-- Extracted material follows --

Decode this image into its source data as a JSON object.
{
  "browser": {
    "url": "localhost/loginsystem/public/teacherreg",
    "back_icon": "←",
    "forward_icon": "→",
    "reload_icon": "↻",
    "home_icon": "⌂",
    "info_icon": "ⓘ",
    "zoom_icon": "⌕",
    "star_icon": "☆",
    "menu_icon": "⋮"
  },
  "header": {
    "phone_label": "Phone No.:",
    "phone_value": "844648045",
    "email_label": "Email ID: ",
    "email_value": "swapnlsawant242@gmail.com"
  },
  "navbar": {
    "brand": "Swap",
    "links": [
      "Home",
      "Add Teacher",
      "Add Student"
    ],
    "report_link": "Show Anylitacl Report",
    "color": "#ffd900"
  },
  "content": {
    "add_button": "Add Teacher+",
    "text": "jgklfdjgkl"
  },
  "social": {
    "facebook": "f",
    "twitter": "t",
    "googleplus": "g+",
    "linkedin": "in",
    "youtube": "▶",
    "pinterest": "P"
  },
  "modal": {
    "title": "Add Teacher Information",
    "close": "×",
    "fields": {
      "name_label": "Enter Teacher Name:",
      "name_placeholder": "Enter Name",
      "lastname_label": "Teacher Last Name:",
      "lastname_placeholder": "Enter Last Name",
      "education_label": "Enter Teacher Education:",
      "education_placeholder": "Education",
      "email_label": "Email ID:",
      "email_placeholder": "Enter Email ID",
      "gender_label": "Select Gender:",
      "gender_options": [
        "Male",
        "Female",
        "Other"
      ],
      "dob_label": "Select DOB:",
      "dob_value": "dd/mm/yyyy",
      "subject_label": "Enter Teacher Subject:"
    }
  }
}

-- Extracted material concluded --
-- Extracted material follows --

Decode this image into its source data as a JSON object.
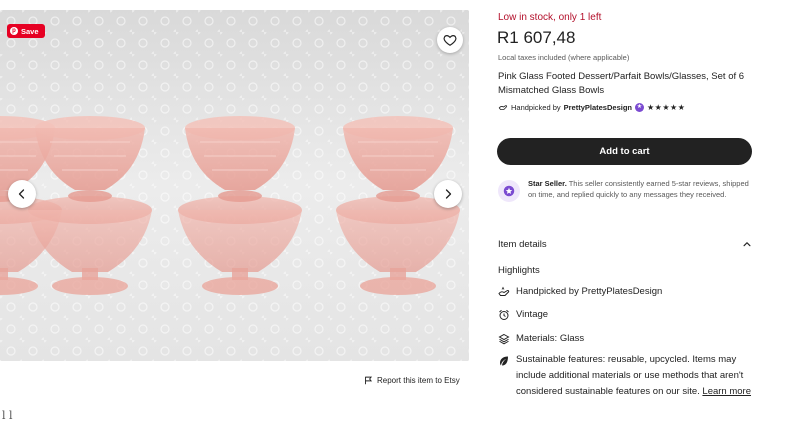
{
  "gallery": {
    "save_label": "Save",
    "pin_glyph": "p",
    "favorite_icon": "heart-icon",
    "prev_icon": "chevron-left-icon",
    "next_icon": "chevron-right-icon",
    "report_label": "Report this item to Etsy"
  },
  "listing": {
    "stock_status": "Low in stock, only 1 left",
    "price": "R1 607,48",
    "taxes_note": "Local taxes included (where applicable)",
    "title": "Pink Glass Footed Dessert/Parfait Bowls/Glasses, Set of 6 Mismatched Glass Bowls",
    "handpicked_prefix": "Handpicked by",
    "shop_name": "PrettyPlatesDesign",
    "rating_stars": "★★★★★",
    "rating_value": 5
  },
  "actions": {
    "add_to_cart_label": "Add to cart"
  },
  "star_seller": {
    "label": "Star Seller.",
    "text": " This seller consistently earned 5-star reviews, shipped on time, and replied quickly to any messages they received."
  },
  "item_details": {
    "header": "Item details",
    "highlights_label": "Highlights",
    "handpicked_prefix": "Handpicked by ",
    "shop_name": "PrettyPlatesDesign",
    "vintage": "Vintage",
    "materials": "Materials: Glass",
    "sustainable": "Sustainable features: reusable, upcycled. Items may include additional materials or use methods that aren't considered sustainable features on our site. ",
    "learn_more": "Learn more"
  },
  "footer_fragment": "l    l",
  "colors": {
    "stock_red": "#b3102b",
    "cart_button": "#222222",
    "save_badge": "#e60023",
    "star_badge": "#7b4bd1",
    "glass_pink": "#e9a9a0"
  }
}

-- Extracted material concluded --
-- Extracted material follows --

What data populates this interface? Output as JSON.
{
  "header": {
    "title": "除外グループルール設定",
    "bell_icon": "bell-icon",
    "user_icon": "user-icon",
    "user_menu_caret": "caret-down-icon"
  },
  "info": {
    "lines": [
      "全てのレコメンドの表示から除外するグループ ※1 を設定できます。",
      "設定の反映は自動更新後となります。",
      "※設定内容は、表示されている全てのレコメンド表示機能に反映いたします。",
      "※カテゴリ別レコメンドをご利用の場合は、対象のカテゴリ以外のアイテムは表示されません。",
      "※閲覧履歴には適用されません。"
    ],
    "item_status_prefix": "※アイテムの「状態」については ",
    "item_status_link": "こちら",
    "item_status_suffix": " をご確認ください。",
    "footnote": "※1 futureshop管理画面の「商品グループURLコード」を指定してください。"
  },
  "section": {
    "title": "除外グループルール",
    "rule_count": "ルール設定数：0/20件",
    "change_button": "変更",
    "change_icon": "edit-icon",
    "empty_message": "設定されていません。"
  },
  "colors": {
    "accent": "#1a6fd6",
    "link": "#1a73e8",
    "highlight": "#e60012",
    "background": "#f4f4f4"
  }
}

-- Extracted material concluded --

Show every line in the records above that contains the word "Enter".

      "name_label": "Enter Teacher Name:",
      "name_placeholder": "Enter Name",
      "lastname_placeholder": "Enter Last Name",
      "education_label": "Enter Teacher Education:",
      "email_placeholder": "Enter Email ID",
      "subject_label": "Enter Teacher Subject:"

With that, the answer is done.